Round the Bay Relay and Ultra

LogoSince we missed the Turkey Burn AR and there weren’t any adventure races close to us between now and the Resolution AR in January, we decided to sign up for the Round the Bay Relay and Ultra.  Stu was visiting his family in south Florida and couldn’t make it, so we ran it as a 2-person relay.  The day prior to the race, the forecast called for 100% rain with up to 1 inch per hour and temps in the low 50’s.  Let’s just say that neither Ana nor I were very excited by this.  We live in Florida so we don’t do cold weather very well and we consider anything less than 70 degrees to be cold.  We made a late night decision to run to Columbia at Silver Sands Outlet to look for rain gear that we could wear during the race.  Ana got a sweet deal on the Compounder rain jacket and I chose the Tech Attack.  There are some really nice benefits to living close to an outlet mall as the prices were much lower than retail.  We also scored some new gloves.  Paired with our Under Armour cold gear that we got before Tough Mudder, we were set.

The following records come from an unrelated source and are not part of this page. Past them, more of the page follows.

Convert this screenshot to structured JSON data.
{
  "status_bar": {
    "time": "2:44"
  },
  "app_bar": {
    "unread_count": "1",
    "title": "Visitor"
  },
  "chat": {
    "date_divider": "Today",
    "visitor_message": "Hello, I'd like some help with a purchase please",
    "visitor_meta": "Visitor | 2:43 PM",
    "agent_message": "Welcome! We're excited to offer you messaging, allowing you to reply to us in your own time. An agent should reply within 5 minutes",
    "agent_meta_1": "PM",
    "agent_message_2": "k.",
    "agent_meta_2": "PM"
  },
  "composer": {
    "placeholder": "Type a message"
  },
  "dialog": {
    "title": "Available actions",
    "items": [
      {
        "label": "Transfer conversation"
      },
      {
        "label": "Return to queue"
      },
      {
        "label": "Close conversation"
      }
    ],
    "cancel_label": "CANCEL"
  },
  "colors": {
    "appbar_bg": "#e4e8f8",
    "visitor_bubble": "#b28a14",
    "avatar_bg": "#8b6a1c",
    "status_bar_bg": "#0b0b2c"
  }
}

Our start time was 6:30AM.  The race course started at Fudpucker’s on Okaloosa Island and made a giant loop around Choctawhatchee Bay for a total distance of 36.77 miles.


Luckily for us, the forecasted downpour stayed away.  While it drizzled the whole race and the temps started in the 40’s, the weather was much better than it could have been.

I thought that the relay format was a lot of fun and we look forward to doing it again next year but with a team rather than a pair.  Not because the mileage is too much, but rather because we think doing it as a team relay will make it a lot more fun.

I don’t have our official time but looking at the Runtastic GPS time, it appears that we averaged an 8:30 mile pace, which for us is pretty good.  The best part is that supposedly we burned 2550kcal each and so I feel no shame having eaten the pizza, beer and Oreos post race.